Only four years later, in the midst of the political instability following the death of Henry I, David King of Scots sent Scottish raiders under William Fitz Duncan to raid the northern English counties. Calder Abbey was one of the victims. The Scots raided the Abbey and drove out the monks. This, and the poor endowment, led the monks to abandon the site, and they sought sanctuary at Furness Abbey.
A second attempt at colonisation of the Abbey was made from Furness in about 1142 under Abbot Hardred, and this time they had the protection of Fitz Duncan. The Sauvigniac order became Cisterian in 1148 when the two orders were amalgamated, and Calder likewise was obliged to follow.
By 1180 a stone church had been built of which the west door is the main survivor today. Most of the rest of building was rebuilt in 1220 in the early English style by Thomas de Multon of Egremont. At the Dissolution, the only recorded relic in the monastery’s possession was that of a girdle claimed to have belonged to the Blessed Virgin Mary. The girdle was supposed to be efficacious to women in childbirth.
At the Dissolution Henry VIII gave the abbey to Sir Thomas Leigh, who pulled off the roof and sold it and anything else he could and reduced the church to a ruin. Ownership passed through many secular hands, in which it still remains.
Much of the cloister buildings remain either incorporated into Calder Abbey House, now a largely early-nineteenth century structure that is still a private residence, or in adjoining ruins, such as the chapter house. It is now a picturesque ruin, no doubt retained by early residents of the newly formed mansion as an ornamental feature.
Little on record has been found about the history of the abbey church or precincts. J. Denton was of opinion that the abbey ‘was not perfected till Thomas de Multon finished the works and established a greater convent of monks there.’ In 1361 Bishop Welton issued a licence with indulgence to a monk of that house to collect alms in his diocese for the fabric of the monastery.
It cannot be said that Calder was ever a rich house. In 1292 its temporalities were valued at £32 a year, and in 1535 the gross revenues of the abbey amounted only to £64 3s. 9d., which, after deducting certain outgoings, was reduced to the clear annual income of £50 9s. 3d.
The Abbots of Calder do not often appear in the public life of the country.
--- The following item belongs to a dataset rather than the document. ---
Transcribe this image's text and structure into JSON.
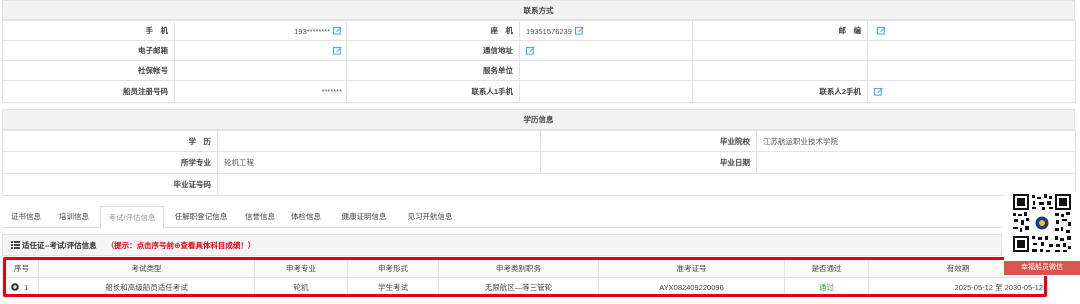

They occasionally come into notice when applying for royal protection to go beyond the sea on the business of their house or to attend the general chapters of the Cistercian Order. In the fourteenth century they were sometimes employed in the collection of ecclesiastical subsidies.
- The Abbey and grounds are private, and not open to the public.